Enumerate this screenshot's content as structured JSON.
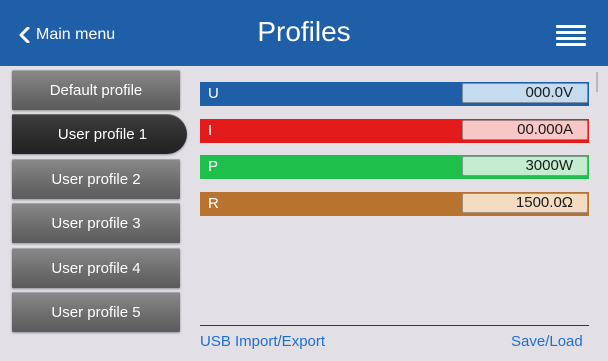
{
  "header": {
    "back_label": "Main menu",
    "title": "Profiles",
    "back_icon": "chevron-left-icon",
    "menu_icon": "hamburger-menu-icon",
    "background": "#1f5fa8"
  },
  "profiles": {
    "selected": "User profile 1",
    "items": [
      {
        "label": "Default profile"
      },
      {
        "label": "User profile 1"
      },
      {
        "label": "User profile 2"
      },
      {
        "label": "User profile 3"
      },
      {
        "label": "User profile 4"
      },
      {
        "label": "User profile 5"
      }
    ]
  },
  "values": [
    {
      "name": "U",
      "value": "000.0V",
      "bar_color": "#1f5fa8",
      "box_color": "#c5dbf0"
    },
    {
      "name": "I",
      "value": "00.000A",
      "bar_color": "#e41b1b",
      "box_color": "#f7c6c6"
    },
    {
      "name": "P",
      "value": "3000W",
      "bar_color": "#1ec04b",
      "box_color": "#c4edcf"
    },
    {
      "name": "R",
      "value": "1500.0Ω",
      "bar_color": "#b8742e",
      "box_color": "#f3dcc2"
    }
  ],
  "footer": {
    "usb_label": "USB Import/Export",
    "save_label": "Save/Load",
    "link_color": "#1f6fd0"
  }
}
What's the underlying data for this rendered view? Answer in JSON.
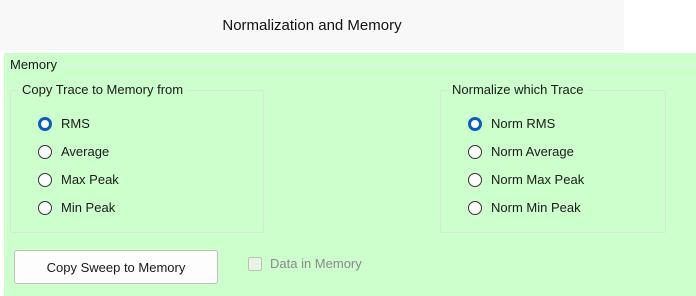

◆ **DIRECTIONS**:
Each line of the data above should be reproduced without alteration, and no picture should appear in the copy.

◆ **WRITTEN SOLUTION**:
Enumerate this screenshot's content as structured JSON.
{
  "header": {
    "back_label": "Main menu",
    "title": "Profiles",
    "back_icon": "chevron-left-icon",
    "menu_icon": "hamburger-menu-icon",
    "background": "#1f5fa8"
  },
  "profiles": {
    "selected": "User profile 1",
    "items": [
      {
        "label": "Default profile"
      },
      {
        "label": "User profile 1"
      },
      {
        "label": "User profile 2"
      },
      {
        "label": "User profile 3"
      },
      {
        "label": "User profile 4"
      },
      {
        "label": "User profile 5"
      }
    ]
  },
  "values": [
    {
      "name": "U",
      "value": "000.0V",
      "bar_color": "#1f5fa8",
      "box_color": "#c5dbf0"
    },
    {
      "name": "I",
      "value": "00.000A",
      "bar_color": "#e41b1b",
      "box_color": "#f7c6c6"
    },
    {
      "name": "P",
      "value": "3000W",
      "bar_color": "#1ec04b",
      "box_color": "#c4edcf"
    },
    {
      "name": "R",
      "value": "1500.0Ω",
      "bar_color": "#b8742e",
      "box_color": "#f3dcc2"
    }
  ],
  "footer": {
    "usb_label": "USB Import/Export",
    "save_label": "Save/Load",
    "link_color": "#1f6fd0"
  }
}
What's the underlying data for this rendered view? Answer in JSON.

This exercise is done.